The union president is baffled by the fact that more and more schools have begun to offer journalism programs, given that there are fewer media jobs than ever before. He worries that students will be unprepared for what awaits them when they graduate. “The reality for most is that if they’re going to be working, they’re going to be freelancing.” As a result, O’Reilly believes, a union will make even more sense in the coming years.
So why have so many hesitated to sign up? Those who count themselves among the minority of freelancers making a decent living from their jobs may not see the value in it. In fact, some of the better-paid worry the $50-per-hour minimum rate the Canadian Freelance Union plans to set will force down their own rates should they agree to join.
Gains, for one, doesn’t quite understand how a union would work. “When I hear what some of these papers pay, $100 to $200 per story, if that’s going to be the norm, and I’m making three times as much, it doesn’t help.” But O’Reilly says setting a minimum hourly rate is intended to raise standards, not bring down individual rates. Freelancers who feel their work is worth more are still encouraged to negotiate a higher rate.
Setting the record straight on minimum rates and getting freelancers to work together haven’t been the freelance union’s only struggles. Making publishers listen and take action is another uphill battle. “Publishers continue to not give us the time of day,” O’Reilly says. “They won’t return calls, and won’t talk to us.”
He says independent freelancers have tried to argue for better treatment from many angles, including the ethical case and the need for Canadian creativity and content, but none of that seems to be working. “Doing the right thing doesn’t seem to be important” to publishers, he adds. What is important is the bottom line. “If they can squeeze harder, they will. Sadly the only way we can change their minds is to unionize, as labour has always unionized, by organizing and collectively saying no.”

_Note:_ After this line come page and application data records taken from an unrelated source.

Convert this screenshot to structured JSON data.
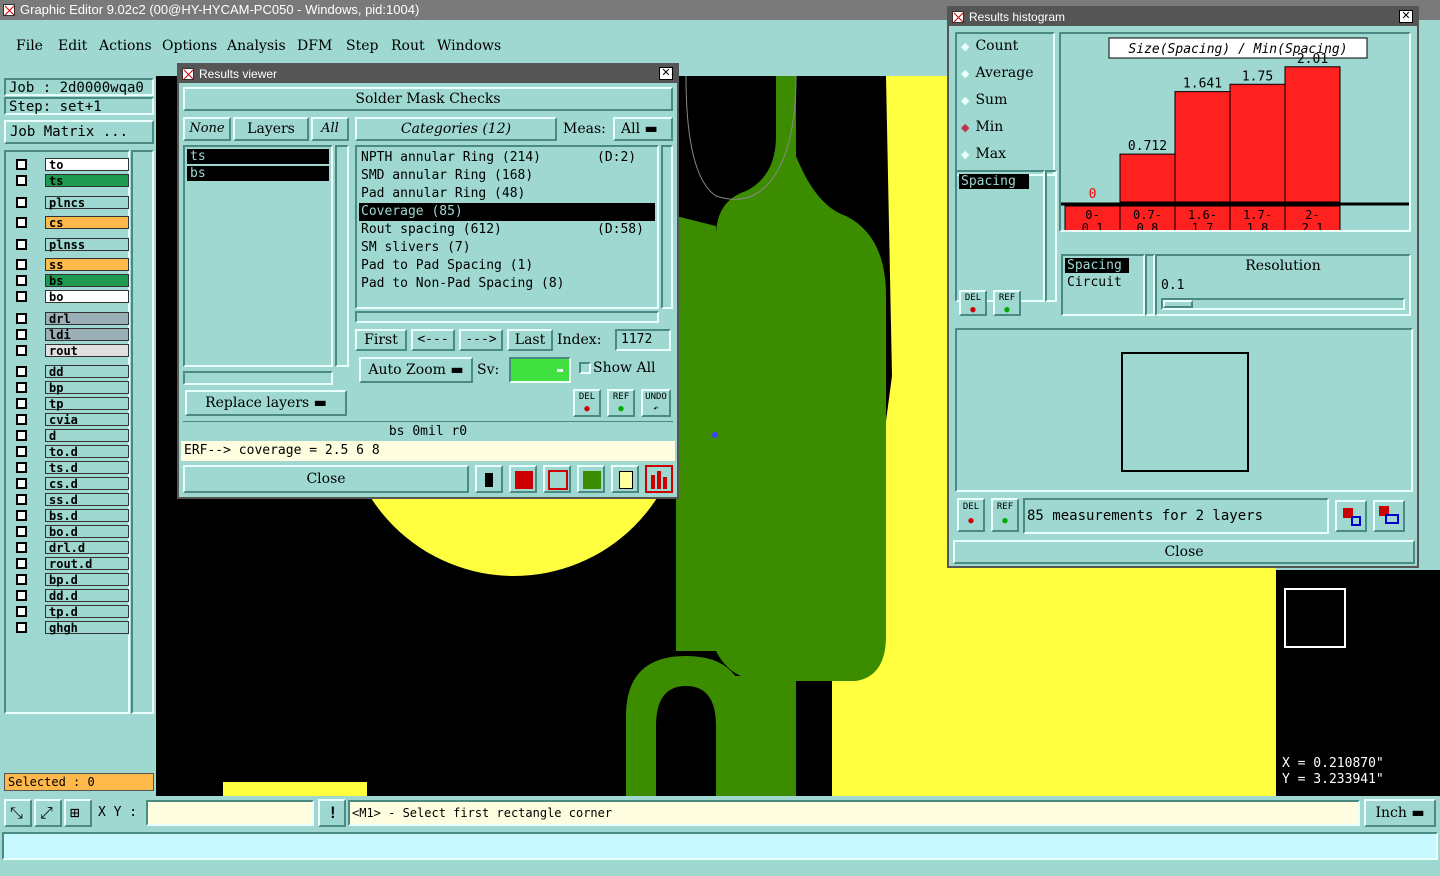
{
  "app": {
    "title": "Graphic Editor 9.02c2 (00@HY-HYCAM-PC050 - Windows, pid:1004)"
  },
  "menu": [
    "File",
    "Edit",
    "Actions",
    "Options",
    "Analysis",
    "DFM",
    "Step",
    "Rout",
    "Windows"
  ],
  "left_panel": {
    "job": "Job : 2d0000wqa0",
    "step": "Step: set+1",
    "job_matrix": "Job Matrix ...",
    "selected": "Selected : 0",
    "layers": [
      {
        "name": "to",
        "color": "#ffffff"
      },
      {
        "name": "ts",
        "color": "#1f9a50"
      },
      {
        "name": "plncs",
        "color": "#9ed8d0"
      },
      {
        "name": "cs",
        "color": "#ffb84a"
      },
      {
        "name": "plnss",
        "color": "#9ed8d0"
      },
      {
        "name": "ss",
        "color": "#ffb84a"
      },
      {
        "name": "bs",
        "color": "#1f9a50"
      },
      {
        "name": "bo",
        "color": "#ffffff"
      },
      {
        "name": "drl",
        "color": "#9ab0b6"
      },
      {
        "name": "ldi",
        "color": "#9ab0b6"
      },
      {
        "name": "rout",
        "color": "#e0e0e0"
      },
      {
        "name": "dd",
        "color": "#9ed8d0"
      },
      {
        "name": "bp",
        "color": "#9ed8d0"
      },
      {
        "name": "tp",
        "color": "#9ed8d0"
      },
      {
        "name": "cvia",
        "color": "#9ed8d0"
      },
      {
        "name": "d",
        "color": "#9ed8d0"
      },
      {
        "name": "to.d",
        "color": "#9ed8d0"
      },
      {
        "name": "ts.d",
        "color": "#9ed8d0"
      },
      {
        "name": "cs.d",
        "color": "#9ed8d0"
      },
      {
        "name": "ss.d",
        "color": "#9ed8d0"
      },
      {
        "name": "bs.d",
        "color": "#9ed8d0"
      },
      {
        "name": "bo.d",
        "color": "#9ed8d0"
      },
      {
        "name": "drl.d",
        "color": "#9ed8d0"
      },
      {
        "name": "rout.d",
        "color": "#9ed8d0"
      },
      {
        "name": "bp.d",
        "color": "#9ed8d0"
      },
      {
        "name": "dd.d",
        "color": "#9ed8d0"
      },
      {
        "name": "tp.d",
        "color": "#9ed8d0"
      },
      {
        "name": "ghgh",
        "color": "#9ed8d0"
      }
    ]
  },
  "results_viewer": {
    "title": "Results viewer",
    "header": "Solder Mask Checks",
    "none_btn": "None",
    "layers_btn": "Layers",
    "all_btn": "All",
    "categories_btn": "Categories (12)",
    "meas_label": "Meas:",
    "meas_value": "All",
    "layer_list": [
      "ts",
      "bs"
    ],
    "categories": [
      {
        "name": "NPTH annular Ring (214)",
        "extra": "(D:2)"
      },
      {
        "name": "SMD annular Ring (168)",
        "extra": ""
      },
      {
        "name": "Pad annular Ring (48)",
        "extra": ""
      },
      {
        "name": "Coverage (85)",
        "extra": ""
      },
      {
        "name": "Rout spacing (612)",
        "extra": "(D:58)"
      },
      {
        "name": "SM slivers (7)",
        "extra": ""
      },
      {
        "name": "Pad to Pad Spacing (1)",
        "extra": ""
      },
      {
        "name": "Pad to Non-Pad Spacing (8)",
        "extra": ""
      }
    ],
    "first": "First",
    "prev": "<---",
    "next": "--->",
    "last": "Last",
    "index_label": "Index:",
    "index_value": "1172",
    "auto_zoom": "Auto Zoom",
    "sv_label": "Sv:",
    "show_all": "Show All",
    "replace_layers": "Replace layers",
    "del": "DEL",
    "ref": "REF",
    "undo": "UNDO",
    "status": "bs 0mil  r0",
    "erf": "ERF--> coverage = 2.5 6 8",
    "close": "Close"
  },
  "results_histogram": {
    "title": "Results histogram",
    "options": [
      "Count",
      "Average",
      "Sum",
      "Min",
      "Max"
    ],
    "selected_option": "Min",
    "chart_title": "Size(Spacing) / Min(Spacing)",
    "list1": [
      "Spacing"
    ],
    "list2": [
      "Spacing",
      "Circuit"
    ],
    "resolution_label": "Resolution",
    "resolution_value": "0.1",
    "summary": "85 measurements for 2 layers",
    "del": "DEL",
    "ref": "REF",
    "close": "Close"
  },
  "chart_data": {
    "type": "bar",
    "title": "Size(Spacing) / Min(Spacing)",
    "categories": [
      "0-\n0.1",
      "0.7-\n0.8",
      "1.6-\n1.7",
      "1.7-\n1.8",
      "2-\n2.1"
    ],
    "values": [
      0,
      0.712,
      1.641,
      1.75,
      2.01
    ],
    "value_labels": [
      "0",
      "0.712",
      "1.641",
      "1.75",
      "2.01"
    ],
    "ylim": [
      0,
      2.2
    ],
    "bar_color": "#ff2020",
    "zero_label_color": "#ff0000"
  },
  "coords": {
    "x": "X = 0.210870\"",
    "y": "Y = 3.233941\""
  },
  "bottom_bar": {
    "xy_label": "X Y :",
    "prompt": "<M1> - Select first rectangle corner",
    "units": "Inch"
  },
  "colors": {
    "panel": "#9ed8d0",
    "green_trace": "#3c8c00",
    "yellow": "#ffff40",
    "orange": "#c87840",
    "red": "#ff2020"
  }
}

But it’s that very word, collective, that seems to be the problem.
As the Professional Writers Association of Canada meeting wraps up and I head to the pub across the street with the Pink Floyd wallflower and Biker Grandma, I wonder how such a diverse group can even dream of working together toward a common goal. Driving home later with the city behind me, I can’t help but fear that freelancers, like the line of work they pursue, are truly in this on their own.